When daffodils have finished flowering, deadheading them is the best course of action. You can simply pull off the spent flowers and seed pod and leave them to their own devices for the next six weeks. 

Avoid the temptation to tidy up the foliage, as the extra sunlight will ensure next year’s flowers are even bigger and bolder. Instead, allow the leaves to absorb as much nutrients as possible until they turn yellow of their own accord. 

When they’ve turned yellow, you can then cut the foliage back to the ground.

How do you prepare daffodils for next year?

The best thing you can do in preparation for next year’s daffodils is give them time to absorb as much nutrients as possible after flowering. In the six weeks following flowering, the foliage will photosynthesise through the leaves and send it down to the bulbs for them to store over the autumn and winter months. 

Then, they’ll use those nutrients to flower even bigger and brighter next year. After this, you could either leave them in-ground until next year or dig them up to re-plant next year. 

Do you cut back daffodils after they bloom?

You should always deadhead spent daffodil flowers after they have bloomed. This will allow the plant to concentrate on next year’s growth instead of producing seed. Don’t cut back the daffodil foliage until it’s turned yellow, though. This will normally be six weeks after flowering. 

If you follow these rules, your daffodil crop will be even better next year. 

Lauren Bradbury

Lauren Bradbury is a freelance writer and major homes enthusiast. She graduated with a Bachelor’s degree in English and Creative Writing from the University of Chichester in 2016, before dipping her toe into the world of content writing. After years of agency work, writing everything from real-life stories to holiday round-ups, she decided to take the plunge and become a full-time freelancer in the online magazine world. Since then, she has become a regular contributor for Real Homes and Ideal Home, and become even more obsessed with everything interior and garden related.

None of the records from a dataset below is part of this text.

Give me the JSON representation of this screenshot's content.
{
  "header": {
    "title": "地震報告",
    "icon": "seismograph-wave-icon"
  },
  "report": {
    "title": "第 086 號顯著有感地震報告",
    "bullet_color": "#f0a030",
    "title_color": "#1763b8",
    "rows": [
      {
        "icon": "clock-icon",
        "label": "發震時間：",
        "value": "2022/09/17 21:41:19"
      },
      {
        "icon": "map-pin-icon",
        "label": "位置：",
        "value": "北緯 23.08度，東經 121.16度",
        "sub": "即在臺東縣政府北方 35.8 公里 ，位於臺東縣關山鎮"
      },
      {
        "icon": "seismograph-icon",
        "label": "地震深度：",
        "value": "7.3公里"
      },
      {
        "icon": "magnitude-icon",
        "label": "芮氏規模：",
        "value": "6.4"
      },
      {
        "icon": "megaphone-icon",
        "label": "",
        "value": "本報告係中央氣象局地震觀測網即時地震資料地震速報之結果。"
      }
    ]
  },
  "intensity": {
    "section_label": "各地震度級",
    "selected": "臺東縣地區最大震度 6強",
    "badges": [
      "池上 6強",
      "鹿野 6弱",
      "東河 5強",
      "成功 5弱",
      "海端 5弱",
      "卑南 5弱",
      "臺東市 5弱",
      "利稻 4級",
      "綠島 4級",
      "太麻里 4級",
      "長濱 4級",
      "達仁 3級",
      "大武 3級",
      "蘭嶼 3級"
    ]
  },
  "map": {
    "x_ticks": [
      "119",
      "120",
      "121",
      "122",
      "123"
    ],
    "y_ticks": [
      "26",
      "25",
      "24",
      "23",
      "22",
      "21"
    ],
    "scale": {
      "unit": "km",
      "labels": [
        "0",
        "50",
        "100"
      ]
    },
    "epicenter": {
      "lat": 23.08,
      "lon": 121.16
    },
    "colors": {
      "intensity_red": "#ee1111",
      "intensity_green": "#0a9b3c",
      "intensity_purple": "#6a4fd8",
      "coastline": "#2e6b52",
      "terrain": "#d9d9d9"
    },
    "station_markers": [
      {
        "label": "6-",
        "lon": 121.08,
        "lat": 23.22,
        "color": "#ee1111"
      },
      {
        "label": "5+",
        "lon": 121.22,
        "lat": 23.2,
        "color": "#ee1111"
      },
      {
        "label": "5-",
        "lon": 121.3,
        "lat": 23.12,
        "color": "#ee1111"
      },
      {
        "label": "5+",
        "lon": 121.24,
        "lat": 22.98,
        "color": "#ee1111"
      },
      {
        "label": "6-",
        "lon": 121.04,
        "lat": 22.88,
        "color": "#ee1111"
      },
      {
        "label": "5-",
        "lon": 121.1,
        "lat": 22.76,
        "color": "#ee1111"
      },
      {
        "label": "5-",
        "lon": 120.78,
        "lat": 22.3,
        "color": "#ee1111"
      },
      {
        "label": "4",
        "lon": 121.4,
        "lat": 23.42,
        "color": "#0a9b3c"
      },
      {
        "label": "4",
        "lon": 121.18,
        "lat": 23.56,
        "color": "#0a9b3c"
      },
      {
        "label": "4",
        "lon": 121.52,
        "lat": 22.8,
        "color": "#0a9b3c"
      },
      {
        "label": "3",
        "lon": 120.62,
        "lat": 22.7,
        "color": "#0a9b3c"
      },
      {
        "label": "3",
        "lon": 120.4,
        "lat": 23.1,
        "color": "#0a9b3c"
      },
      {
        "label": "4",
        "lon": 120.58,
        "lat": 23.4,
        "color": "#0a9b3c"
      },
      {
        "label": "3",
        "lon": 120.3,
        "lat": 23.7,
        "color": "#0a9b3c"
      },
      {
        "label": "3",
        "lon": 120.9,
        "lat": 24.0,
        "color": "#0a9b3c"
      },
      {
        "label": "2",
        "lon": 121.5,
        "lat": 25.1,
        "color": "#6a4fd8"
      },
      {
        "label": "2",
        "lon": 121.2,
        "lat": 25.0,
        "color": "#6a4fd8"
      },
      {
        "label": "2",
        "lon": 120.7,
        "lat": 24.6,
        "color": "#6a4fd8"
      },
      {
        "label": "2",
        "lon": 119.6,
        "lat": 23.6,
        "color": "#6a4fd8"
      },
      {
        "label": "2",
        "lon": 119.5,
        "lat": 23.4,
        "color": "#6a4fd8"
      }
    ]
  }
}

As a result, she’s in the process of transforming her old Victorian terraced house into an eclectic and modern home that hits visitors with personality as soon as they walk through the door.